Nearly 300 porcelain works, excavated from the Maojiawan site in the heart of Beijing, are being exhibited at the Beijing Art Museum.
Four years ago, about one million shards, some of which may be up to 800 years old, were unearthed from an enormous pit in the capital's Xicheng district. Most pieces in the pit were made during the early and middle period of the Ming Dynasty (1368-1644) and some go back as far as the Yuan Dynasty (1271-1368). The discovery of the pit provided important information on the history of Beijing.
The vessels represented by these shards come primarily from the kilns of such porcelain producing towns as Jingdezhen, Cizhou, Longquan and Juntai.
The exhibition has most of the incomplete vessels that have been restored and, from the traces left on the surfaces, it is clear that they were vessels for daily use. Most were the products of private workshops, while only a few were produced by the official kilns.
Beijing Art Museum is located in Wanshou Temple (the Temple of Longevity) in Haidian district. Wanshou Temple, which was originally built in the Tang Dynasty (AD 618-907), was renovated in 1577 under the reign of Emperor Wanli of the Ming Dynasty, and houses Buddhist scriptures. It gradually became a temporary imperial dwelling and a place for royal birthday celebrations during the Ming and Qing dynasties.

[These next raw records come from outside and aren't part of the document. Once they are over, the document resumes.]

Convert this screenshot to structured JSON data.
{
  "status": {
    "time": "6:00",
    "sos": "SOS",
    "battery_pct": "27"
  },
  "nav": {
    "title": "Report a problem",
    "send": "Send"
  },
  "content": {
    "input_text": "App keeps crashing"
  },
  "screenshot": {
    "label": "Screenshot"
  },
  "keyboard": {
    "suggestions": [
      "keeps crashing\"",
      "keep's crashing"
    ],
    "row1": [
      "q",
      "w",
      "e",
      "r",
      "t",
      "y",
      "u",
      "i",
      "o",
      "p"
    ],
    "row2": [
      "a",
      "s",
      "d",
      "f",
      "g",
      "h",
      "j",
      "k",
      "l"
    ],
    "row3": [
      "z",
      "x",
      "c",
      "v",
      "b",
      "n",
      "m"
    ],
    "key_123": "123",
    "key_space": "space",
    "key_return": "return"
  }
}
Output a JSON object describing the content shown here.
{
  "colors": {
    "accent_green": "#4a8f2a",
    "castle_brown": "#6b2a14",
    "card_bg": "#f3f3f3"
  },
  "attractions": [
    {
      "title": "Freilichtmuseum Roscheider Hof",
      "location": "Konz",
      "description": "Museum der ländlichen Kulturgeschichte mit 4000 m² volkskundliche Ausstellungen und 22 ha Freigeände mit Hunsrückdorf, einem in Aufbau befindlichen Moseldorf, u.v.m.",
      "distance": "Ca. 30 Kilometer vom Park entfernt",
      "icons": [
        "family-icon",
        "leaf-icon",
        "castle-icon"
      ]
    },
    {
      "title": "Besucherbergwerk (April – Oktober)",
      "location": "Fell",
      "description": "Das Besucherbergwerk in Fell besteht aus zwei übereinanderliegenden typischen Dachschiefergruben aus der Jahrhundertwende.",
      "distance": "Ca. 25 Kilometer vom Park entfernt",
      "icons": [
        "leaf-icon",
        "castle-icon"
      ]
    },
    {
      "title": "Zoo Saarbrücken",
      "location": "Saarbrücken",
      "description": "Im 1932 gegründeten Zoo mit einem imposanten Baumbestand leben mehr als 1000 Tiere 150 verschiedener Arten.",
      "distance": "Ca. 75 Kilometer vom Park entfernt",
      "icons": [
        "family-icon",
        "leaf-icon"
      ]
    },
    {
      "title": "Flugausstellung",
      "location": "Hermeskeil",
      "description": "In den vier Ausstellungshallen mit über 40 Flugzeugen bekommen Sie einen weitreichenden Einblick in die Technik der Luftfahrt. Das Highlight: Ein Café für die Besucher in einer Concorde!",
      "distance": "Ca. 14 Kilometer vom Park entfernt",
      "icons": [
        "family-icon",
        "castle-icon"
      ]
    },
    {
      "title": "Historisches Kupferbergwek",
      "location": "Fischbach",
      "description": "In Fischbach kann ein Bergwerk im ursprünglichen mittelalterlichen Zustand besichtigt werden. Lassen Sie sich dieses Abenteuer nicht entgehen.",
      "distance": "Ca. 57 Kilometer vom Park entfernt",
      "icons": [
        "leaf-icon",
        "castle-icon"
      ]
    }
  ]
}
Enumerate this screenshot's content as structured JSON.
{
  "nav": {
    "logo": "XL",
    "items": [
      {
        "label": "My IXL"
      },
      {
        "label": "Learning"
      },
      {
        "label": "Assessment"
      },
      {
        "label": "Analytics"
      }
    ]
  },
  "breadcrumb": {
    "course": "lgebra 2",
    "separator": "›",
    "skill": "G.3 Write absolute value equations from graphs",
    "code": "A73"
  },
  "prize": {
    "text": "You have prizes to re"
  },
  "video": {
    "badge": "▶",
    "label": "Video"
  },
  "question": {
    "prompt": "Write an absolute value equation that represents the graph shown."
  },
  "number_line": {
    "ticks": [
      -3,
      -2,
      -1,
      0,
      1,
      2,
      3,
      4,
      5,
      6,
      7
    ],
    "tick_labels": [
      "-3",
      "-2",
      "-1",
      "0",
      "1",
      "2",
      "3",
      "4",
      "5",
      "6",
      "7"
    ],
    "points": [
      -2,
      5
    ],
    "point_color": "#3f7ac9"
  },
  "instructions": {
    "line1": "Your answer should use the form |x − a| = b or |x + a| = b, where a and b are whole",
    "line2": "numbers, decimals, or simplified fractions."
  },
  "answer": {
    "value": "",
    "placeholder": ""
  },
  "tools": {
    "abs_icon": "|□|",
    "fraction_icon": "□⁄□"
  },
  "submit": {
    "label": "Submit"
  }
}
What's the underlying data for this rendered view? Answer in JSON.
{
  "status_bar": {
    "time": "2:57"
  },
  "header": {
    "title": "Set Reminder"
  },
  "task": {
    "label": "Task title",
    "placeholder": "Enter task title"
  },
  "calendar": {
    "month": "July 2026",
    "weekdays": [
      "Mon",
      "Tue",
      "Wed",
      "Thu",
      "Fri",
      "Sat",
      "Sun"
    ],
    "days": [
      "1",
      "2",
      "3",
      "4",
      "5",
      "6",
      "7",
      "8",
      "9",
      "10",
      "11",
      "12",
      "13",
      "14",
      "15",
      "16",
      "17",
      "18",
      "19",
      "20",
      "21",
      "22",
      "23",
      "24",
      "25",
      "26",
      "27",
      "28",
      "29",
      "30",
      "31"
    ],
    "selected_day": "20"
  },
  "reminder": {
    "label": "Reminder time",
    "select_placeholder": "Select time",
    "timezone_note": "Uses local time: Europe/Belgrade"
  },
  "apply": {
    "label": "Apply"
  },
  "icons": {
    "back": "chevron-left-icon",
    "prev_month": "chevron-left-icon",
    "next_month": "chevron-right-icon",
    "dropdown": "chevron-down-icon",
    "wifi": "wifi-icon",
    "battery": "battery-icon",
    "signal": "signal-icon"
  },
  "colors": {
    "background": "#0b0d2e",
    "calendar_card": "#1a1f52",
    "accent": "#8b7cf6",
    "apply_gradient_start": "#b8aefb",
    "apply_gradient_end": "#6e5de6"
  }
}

9 am-6 pm. Closed on Monday. Beijing Art Museum, Suzhou Jie, Xisanhuan Beilu, Haidian district, 6847-9391
(China Daily September 23, 2009)